- YOUR OBJECTIVE
Return, from the listing that follows, each line containing the word "amount".
• • • • • • •
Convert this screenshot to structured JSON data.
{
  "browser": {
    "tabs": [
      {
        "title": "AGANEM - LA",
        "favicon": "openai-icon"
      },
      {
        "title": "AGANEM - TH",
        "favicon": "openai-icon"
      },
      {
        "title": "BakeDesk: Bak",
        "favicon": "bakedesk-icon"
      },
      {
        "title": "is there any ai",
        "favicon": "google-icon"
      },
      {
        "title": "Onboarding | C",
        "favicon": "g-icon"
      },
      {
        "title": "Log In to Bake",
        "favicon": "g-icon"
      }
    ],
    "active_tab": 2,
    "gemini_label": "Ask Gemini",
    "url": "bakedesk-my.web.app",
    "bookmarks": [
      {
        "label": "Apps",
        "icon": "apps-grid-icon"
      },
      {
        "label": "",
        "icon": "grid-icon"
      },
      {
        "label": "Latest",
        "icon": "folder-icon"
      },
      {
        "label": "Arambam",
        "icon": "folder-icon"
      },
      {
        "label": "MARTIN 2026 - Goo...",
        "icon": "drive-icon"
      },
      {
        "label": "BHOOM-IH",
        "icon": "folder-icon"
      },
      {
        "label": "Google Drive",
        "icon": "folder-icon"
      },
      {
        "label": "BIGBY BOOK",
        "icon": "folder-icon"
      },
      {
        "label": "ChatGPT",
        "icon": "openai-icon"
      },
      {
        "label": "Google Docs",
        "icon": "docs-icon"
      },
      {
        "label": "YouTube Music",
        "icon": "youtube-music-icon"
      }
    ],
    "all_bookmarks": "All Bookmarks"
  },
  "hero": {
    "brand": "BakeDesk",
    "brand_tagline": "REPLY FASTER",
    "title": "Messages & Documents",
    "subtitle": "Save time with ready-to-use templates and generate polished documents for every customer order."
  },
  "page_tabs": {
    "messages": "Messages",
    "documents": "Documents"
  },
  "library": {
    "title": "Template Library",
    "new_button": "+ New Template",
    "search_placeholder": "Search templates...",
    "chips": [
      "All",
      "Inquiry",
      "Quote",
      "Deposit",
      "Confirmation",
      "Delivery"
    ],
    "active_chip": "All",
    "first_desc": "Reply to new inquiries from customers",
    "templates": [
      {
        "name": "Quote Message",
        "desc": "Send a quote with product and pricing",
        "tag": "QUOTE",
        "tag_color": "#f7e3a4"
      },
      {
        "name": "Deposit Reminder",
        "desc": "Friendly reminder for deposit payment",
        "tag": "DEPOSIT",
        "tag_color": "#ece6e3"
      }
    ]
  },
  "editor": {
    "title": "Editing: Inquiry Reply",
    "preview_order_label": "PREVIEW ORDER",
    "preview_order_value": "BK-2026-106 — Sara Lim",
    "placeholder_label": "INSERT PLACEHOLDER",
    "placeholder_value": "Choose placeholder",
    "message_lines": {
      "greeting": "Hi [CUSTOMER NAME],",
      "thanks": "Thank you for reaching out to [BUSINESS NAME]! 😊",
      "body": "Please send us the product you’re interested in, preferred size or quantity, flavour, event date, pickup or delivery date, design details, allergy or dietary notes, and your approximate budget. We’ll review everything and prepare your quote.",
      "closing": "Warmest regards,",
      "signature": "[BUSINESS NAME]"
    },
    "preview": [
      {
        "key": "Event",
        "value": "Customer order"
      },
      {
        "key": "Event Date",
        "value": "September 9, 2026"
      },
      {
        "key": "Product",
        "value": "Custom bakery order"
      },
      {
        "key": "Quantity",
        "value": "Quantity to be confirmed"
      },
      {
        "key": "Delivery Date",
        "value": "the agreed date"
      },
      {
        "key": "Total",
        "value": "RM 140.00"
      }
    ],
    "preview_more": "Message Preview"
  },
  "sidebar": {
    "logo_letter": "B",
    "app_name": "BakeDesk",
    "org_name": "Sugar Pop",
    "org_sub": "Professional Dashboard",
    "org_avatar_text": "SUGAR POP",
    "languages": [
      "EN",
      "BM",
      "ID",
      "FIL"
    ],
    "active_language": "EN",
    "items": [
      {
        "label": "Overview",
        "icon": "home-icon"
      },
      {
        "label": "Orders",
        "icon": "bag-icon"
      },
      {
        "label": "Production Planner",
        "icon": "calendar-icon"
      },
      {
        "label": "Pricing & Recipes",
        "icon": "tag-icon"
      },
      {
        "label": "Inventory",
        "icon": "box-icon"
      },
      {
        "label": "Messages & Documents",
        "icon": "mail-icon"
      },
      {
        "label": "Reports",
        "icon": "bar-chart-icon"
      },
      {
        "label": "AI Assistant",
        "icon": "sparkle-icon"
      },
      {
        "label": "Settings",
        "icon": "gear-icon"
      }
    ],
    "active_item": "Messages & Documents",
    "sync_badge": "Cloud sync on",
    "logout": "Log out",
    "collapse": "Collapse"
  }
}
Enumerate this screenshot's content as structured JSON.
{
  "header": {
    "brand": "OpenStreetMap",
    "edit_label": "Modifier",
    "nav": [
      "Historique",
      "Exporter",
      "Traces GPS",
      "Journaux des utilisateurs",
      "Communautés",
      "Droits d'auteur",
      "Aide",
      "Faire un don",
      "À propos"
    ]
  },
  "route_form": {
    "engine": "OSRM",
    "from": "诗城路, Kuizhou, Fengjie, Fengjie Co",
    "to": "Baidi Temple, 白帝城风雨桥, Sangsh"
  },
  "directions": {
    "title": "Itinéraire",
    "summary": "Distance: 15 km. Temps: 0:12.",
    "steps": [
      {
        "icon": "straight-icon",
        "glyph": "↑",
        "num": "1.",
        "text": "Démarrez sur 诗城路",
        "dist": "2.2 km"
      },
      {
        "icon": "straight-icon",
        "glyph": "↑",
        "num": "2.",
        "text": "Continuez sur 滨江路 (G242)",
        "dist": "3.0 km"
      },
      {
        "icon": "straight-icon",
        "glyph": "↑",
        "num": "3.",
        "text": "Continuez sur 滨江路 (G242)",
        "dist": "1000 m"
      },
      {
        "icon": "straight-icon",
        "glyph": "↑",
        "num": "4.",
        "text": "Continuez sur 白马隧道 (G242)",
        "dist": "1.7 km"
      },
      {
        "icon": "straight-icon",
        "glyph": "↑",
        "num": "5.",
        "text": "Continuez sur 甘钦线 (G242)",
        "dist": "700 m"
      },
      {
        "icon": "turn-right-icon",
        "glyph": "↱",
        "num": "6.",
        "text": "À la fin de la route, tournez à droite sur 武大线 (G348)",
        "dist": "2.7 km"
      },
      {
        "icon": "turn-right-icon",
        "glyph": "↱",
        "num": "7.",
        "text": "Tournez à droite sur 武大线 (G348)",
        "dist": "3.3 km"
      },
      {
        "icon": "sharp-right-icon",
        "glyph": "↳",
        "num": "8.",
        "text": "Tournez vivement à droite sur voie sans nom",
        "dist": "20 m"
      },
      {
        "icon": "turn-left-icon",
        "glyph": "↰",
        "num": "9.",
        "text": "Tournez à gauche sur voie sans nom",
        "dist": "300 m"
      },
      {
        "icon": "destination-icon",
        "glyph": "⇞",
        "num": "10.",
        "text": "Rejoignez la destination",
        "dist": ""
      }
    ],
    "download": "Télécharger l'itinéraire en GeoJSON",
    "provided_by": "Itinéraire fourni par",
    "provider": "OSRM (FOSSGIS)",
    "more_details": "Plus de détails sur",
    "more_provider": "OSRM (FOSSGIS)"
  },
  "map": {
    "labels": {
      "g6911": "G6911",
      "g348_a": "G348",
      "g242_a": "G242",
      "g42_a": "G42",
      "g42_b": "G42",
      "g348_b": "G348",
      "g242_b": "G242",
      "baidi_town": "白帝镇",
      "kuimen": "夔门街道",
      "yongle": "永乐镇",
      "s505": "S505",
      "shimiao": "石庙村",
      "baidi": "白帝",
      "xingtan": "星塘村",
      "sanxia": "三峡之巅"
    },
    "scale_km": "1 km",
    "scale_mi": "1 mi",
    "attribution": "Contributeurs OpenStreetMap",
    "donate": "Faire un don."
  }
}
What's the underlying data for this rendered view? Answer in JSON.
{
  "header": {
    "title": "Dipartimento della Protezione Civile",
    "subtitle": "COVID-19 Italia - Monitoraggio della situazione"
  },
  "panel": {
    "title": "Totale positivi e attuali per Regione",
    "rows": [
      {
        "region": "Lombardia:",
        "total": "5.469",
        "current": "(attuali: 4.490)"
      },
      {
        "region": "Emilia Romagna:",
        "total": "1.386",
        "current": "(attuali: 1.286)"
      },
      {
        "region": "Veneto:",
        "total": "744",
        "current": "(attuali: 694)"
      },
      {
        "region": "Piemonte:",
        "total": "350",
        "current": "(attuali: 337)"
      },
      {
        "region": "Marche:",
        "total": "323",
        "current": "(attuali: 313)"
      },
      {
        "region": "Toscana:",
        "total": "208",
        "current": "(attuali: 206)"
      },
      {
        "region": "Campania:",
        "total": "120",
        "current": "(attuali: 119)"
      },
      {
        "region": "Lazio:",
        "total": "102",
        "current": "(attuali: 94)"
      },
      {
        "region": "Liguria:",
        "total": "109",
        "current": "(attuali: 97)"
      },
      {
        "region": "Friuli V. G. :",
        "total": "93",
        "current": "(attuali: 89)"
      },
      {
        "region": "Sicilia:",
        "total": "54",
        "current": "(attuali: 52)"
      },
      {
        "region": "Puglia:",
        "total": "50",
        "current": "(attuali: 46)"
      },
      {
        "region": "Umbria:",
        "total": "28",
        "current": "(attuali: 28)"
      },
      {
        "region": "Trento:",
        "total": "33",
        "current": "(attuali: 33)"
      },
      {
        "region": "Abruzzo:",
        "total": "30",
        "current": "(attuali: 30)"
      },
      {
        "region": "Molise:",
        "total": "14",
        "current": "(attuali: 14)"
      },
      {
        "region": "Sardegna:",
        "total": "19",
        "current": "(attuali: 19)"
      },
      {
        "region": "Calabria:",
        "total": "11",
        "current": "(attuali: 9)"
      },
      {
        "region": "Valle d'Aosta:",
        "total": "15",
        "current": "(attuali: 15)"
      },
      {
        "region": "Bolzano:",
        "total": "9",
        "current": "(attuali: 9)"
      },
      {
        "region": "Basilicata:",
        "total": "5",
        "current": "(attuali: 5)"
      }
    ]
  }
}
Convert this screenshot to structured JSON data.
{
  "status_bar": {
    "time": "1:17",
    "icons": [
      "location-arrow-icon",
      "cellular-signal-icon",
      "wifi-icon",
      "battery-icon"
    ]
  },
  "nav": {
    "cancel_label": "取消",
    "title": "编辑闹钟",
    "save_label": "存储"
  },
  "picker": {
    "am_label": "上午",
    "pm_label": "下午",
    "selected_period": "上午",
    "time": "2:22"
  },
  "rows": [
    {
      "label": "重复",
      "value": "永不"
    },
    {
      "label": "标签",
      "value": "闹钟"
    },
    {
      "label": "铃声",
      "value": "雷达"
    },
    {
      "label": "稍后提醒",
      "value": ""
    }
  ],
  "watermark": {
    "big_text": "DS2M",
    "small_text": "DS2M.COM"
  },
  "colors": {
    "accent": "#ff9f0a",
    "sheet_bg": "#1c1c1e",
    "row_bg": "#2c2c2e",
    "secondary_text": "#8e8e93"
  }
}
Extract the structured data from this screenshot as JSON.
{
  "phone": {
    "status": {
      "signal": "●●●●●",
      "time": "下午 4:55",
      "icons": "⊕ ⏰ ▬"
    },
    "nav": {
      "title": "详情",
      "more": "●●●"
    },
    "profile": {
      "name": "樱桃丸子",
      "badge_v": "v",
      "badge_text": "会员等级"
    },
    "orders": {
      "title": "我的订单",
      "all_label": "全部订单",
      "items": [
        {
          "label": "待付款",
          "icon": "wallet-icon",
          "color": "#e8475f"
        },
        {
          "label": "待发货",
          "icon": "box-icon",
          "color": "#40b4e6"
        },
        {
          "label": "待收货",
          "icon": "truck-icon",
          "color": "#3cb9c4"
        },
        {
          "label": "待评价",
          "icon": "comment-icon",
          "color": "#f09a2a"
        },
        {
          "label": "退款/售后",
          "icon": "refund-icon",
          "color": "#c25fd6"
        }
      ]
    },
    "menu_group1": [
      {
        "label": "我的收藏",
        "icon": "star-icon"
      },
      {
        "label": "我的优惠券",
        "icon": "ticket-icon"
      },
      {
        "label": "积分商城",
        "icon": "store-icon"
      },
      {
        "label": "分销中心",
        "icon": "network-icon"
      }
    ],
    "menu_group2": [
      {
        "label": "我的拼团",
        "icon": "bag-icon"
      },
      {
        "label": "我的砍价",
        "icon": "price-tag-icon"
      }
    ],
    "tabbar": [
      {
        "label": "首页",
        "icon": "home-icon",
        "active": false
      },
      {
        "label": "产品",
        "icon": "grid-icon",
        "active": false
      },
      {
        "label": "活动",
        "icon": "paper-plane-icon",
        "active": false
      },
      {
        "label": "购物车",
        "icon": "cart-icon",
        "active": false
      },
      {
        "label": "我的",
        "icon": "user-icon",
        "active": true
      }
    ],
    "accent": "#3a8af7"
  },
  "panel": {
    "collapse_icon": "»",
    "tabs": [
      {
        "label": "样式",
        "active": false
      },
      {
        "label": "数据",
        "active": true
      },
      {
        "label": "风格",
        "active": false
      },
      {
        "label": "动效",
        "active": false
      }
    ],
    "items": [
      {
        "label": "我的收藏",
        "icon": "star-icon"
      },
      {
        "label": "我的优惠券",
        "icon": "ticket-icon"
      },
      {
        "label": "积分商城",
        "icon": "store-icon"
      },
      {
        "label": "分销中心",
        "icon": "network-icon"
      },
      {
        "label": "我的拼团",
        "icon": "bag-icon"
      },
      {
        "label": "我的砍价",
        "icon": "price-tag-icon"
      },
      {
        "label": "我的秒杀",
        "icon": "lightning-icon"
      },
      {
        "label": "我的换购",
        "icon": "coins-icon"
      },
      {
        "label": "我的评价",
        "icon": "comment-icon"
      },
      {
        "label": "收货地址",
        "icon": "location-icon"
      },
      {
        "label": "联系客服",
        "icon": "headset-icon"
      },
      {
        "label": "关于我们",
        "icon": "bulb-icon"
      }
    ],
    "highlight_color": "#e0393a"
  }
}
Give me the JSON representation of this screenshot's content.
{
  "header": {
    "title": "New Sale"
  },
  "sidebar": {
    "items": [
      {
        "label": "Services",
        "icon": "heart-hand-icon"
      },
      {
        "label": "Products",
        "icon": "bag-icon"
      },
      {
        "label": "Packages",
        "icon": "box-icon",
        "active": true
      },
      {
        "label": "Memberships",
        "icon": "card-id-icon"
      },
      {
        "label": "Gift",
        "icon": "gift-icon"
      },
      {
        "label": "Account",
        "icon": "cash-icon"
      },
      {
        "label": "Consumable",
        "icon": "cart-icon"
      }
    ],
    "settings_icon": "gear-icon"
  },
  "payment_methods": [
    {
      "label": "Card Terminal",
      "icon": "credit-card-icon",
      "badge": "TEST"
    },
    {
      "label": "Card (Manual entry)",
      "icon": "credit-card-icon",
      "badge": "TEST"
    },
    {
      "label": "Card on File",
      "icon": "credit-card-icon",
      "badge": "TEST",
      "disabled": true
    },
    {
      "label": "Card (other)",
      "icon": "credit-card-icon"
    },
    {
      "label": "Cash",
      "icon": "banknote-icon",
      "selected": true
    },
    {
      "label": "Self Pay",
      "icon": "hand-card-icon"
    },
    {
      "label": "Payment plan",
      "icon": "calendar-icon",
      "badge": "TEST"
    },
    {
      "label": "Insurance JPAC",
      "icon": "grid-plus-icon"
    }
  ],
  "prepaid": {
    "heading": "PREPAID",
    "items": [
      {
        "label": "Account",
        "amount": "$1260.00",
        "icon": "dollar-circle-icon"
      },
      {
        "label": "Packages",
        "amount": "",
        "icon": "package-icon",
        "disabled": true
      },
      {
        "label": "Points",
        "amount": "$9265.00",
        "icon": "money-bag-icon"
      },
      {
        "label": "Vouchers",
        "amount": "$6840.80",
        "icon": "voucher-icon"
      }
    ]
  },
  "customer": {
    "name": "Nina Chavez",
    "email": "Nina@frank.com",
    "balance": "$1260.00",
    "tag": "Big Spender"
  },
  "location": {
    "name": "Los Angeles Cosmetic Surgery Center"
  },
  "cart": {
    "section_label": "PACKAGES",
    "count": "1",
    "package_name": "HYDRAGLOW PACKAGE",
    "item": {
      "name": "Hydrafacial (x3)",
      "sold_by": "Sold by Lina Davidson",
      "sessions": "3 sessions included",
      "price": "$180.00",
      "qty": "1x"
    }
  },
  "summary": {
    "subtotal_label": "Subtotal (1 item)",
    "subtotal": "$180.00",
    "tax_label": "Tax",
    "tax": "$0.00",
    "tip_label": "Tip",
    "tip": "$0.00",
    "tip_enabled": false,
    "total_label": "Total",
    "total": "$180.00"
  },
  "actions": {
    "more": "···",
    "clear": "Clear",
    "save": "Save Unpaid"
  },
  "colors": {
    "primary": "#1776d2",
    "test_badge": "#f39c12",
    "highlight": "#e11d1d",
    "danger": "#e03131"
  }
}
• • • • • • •
- SOLUTION TO THIS PROBLEM
        "amount": "$1260.00",
        "amount": "",
        "amount": "$9265.00",
        "amount": "$6840.80",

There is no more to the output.